Aug 29, 2020

Exploring the Historic Haven That is Monmouth Park

By Lori Draz

Crowds in the 1950s line up for betting

The noble stallion and the many beautiful, inspiring horse farms are a grand part of life in Monmouth County. Some are recreational horses, others are business partners, and one of the national showplaces of thoroughbred horseracing is Monmouth Park in Oceanport.

You would be hard-pressed to find anyone who hasn’t visited this grand lady of racing. It’s such an important address it even has its own stop on NJ Transit. You can practically hear the echoing hoof beats of some of the sport’s most famous horses and races. At Monmouth Park, living chapters of new history are made every season, amid the historic and impeccable grounds of this unique location.

As New Jersey’s only live thoroughbred racing track, Monmouth Park is home to the elite Haskell Invitational, a $1 million race for 3-year-olds that has been contested by 29 Triple Crown race winners, seven Breeders’ Cup Classic winners and eight Hall of Fame horses.

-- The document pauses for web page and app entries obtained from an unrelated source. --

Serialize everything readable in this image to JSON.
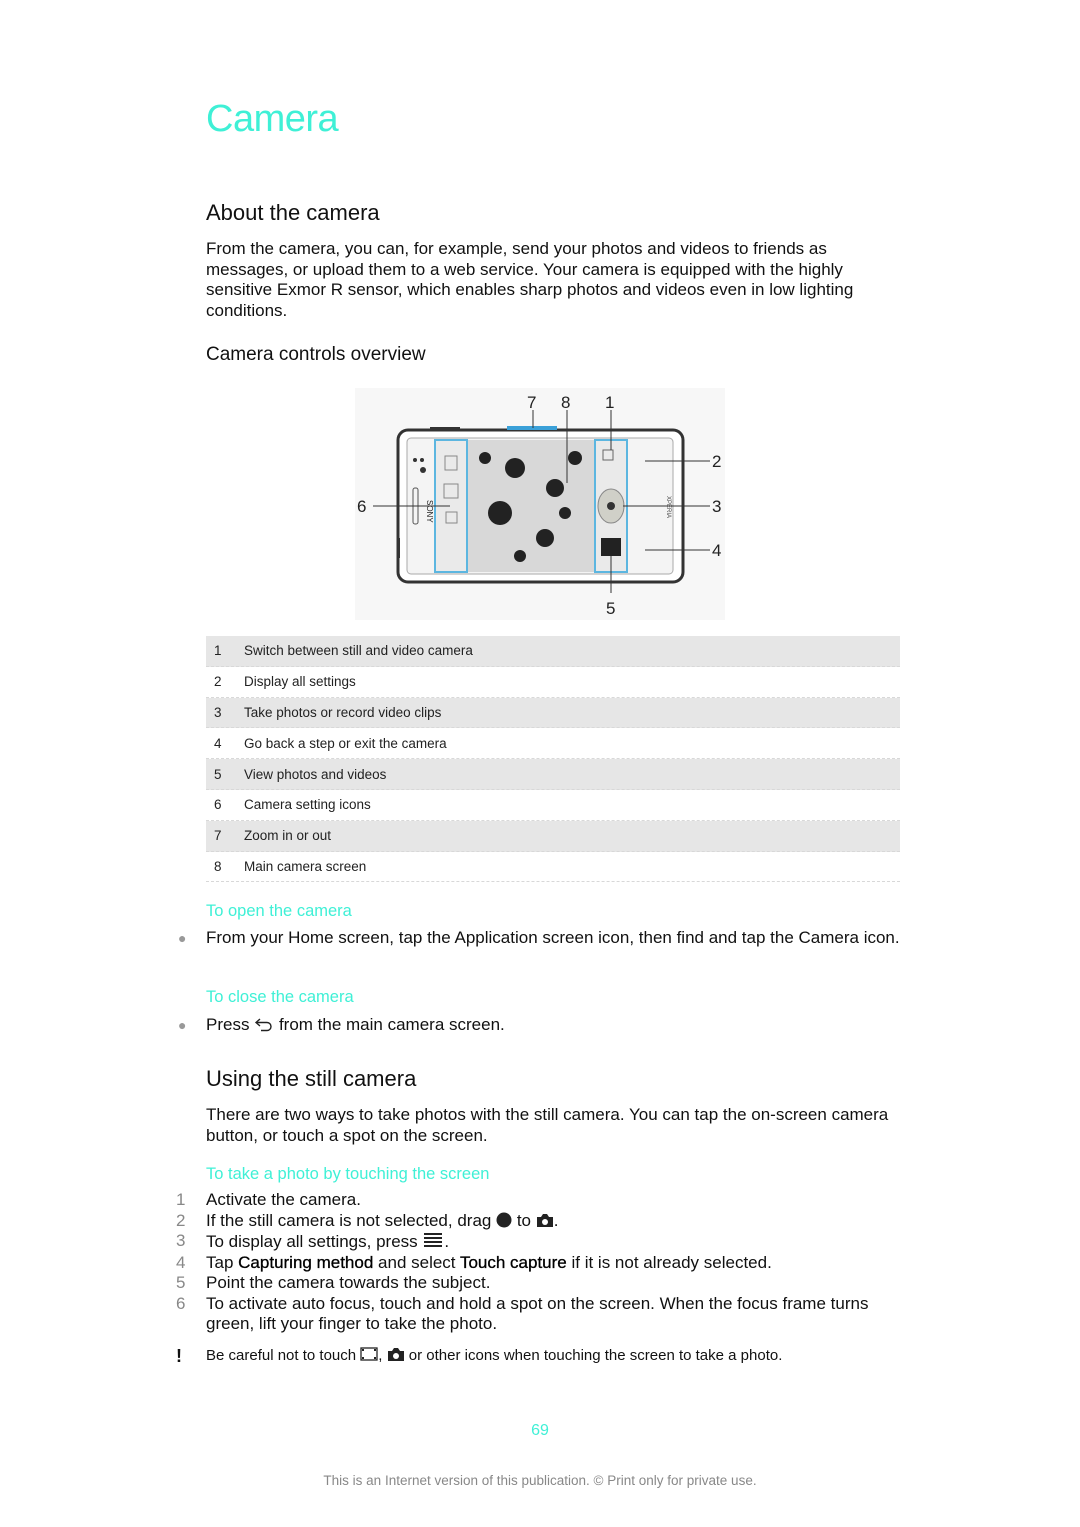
{
  "chapter_title": "Camera",
  "about": {
    "heading": "About the camera",
    "body": "From the camera, you can, for example, send your photos and videos to friends as messages, or upload them to a web service. Your camera is equipped with the highly sensitive Exmor R sensor, which enables sharp photos and videos even in low lighting conditions."
  },
  "controls": {
    "heading": "Camera controls overview",
    "figure": {
      "callouts": [
        "1",
        "2",
        "3",
        "4",
        "5",
        "6",
        "7",
        "8"
      ],
      "brand_left": "SONY",
      "brand_right": "XPERIA"
    },
    "legend": [
      {
        "num": "1",
        "label": "Switch between still and video camera"
      },
      {
        "num": "2",
        "label": "Display all settings"
      },
      {
        "num": "3",
        "label": "Take photos or record video clips"
      },
      {
        "num": "4",
        "label": "Go back a step or exit the camera"
      },
      {
        "num": "5",
        "label": "View photos and videos"
      },
      {
        "num": "6",
        "label": "Camera setting icons"
      },
      {
        "num": "7",
        "label": "Zoom in or out"
      },
      {
        "num": "8",
        "label": "Main camera screen"
      }
    ]
  },
  "open_camera": {
    "heading": "To open the camera",
    "bullet": "From your Home screen, tap the Application screen icon, then find and tap the Camera icon."
  },
  "close_camera": {
    "heading": "To close the camera",
    "bullet_pre": "Press",
    "bullet_post": "from the main camera screen.",
    "icon": "back-icon"
  },
  "still_camera": {
    "heading": "Using the still camera",
    "body": "There are two ways to take photos with the still camera. You can tap the on-screen camera button, or touch a spot on the screen.",
    "procedure_heading": "To take a photo by touching the screen",
    "steps": [
      {
        "num": "1",
        "text": "Activate the camera."
      },
      {
        "num": "2",
        "pre": "If the still camera is not selected, drag",
        "mid": "to",
        "post": "."
      },
      {
        "num": "3",
        "pre": "To display all settings, press",
        "post": "."
      },
      {
        "num": "4",
        "pre": "Tap",
        "bold1": "Capturing method",
        "mid": "and select",
        "bold2": "Touch capture",
        "post": "if it is not already selected."
      },
      {
        "num": "5",
        "text": "Point the camera towards the subject."
      },
      {
        "num": "6",
        "text": "To activate auto focus, touch and hold a spot on the screen. When the focus frame turns green, lift your finger to take the photo."
      }
    ],
    "note_mark": "!",
    "note_pre": "Be careful not to touch",
    "note_post": "or other icons when touching the screen to take a photo."
  },
  "page_number": "69",
  "footer": "This is an Internet version of this publication. © Print only for private use."
}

Amory L. Haskell

Monmouth Park’s prominent reputation also earned it hosting rights in 2007 to the Breeders’ Cup championships, horse racing’s two-day championship event. Other major Monmouth Park races include the United Nations, the Matchmaker and the Molly Pitcher.

The track was also the first location in New Jersey to accept a legalized sports wager in 2018.

Monmouth Park first opened on July 30, 1870. Since opening, there have actually been three buildings which have carried the name Monmouth Park.

The original Monmouth Park was conceived by New York businessman John F. Chamberlain, New Jersey Senate President Amos Robbins and Adams Express Company President John Hoey to create an irresistible entertainment attraction at the Jersey Shore. The team set the standards high and shortly after opening, Monmouth Park achieved distinction as the “Newmarket of America” – a reference to the famed racecourse in England. Despite its lauded entry into horseracing, operating the track proved to be expensive, and the original Monmouth Park closed just three years after opening.

Artist rendering of Monmouth Park in 1870

The next inception came in 1890 following four years of restoration to the grounds by the team of George L. Lorillard, D.D. Withers, G.P. Wetmore and James Gordon Bennett. It was such a success that a new racecourse was built adjacent to the existing track. Sadly, this version of Monmouth Park was not open long because the state passed legislature to stop pari-mutuel betting. The track was closed and the land sold, and there would be no racing for more than 50 years.

Monmouth Park sand sculpture

But horses and racing are in the blood on Monmouth County and on June 19, 1946, in front of a crowd of 18,724, the current Monmouth Park Jockey Club opened, thanks to the efforts of Amory L. Haskell who lobbied to legalize pari-mutuel wagering for both the Standardbred and Thoroughbred industries.

Haskell led the team which included Reeve Schley, Joseph M. Roebling, Townsend B. Martin, John MacDonald, James Cox Brady and Philip H. Iselin, who chaired the construction and served as the Treasurer of the Monmouth Park Jockey Club. Iselin would also serve as the president of the track following Haskell’s death.

Today, the track still hosts modern day stakes races, including the Molly Pitcher Handicap and the Lamplighter, which go back to the 1946 season, as well as Monmouth Oaks and Colleen Stakes which started in the 1800s.

In 1986, Monmouth Park was purchased by the New Jersey Sports and Exposition Authority. It reinstated the Monmouth Cup, inaugurated in 1884 and renamed it the Philip H. Iselin Handicap.

Monmouth Park’s main track is a one-mile (1.6 km) dirt oval with chutes for six furlong and 1¼ mile races.

The turf course is seven furlongs in circumference. Turf races can be run along the hedge or with the portable rail out 12 feet (dubbed the Haskell Course), 24 feet (Monmouth Course) or 36 feet (Lennox Course).

A record New Jersey racing crowd of 60,983 turned out in 2015 to see Triple Crown winner American Pharoah win the Haskell Invitational.

The track also has numerous ways to enjoy a day at the races, including a picnic area with grills (which need to be reserved) the open-air grandstand for a close-up view of the races, several air conditioned dining rooms and viewing areas, plus activities for children, bars, food booths, as well as activities and special, themed days. The main concourse is decorated with banners of notable races and photographs of historic days at the track.

You have until Sunday, Sept. 27 to visit this magnificent place, and this year, all parking and admission is free. Seating, viewing and dining areas are all open too. Bring a camera and your lucky charm and enjoy!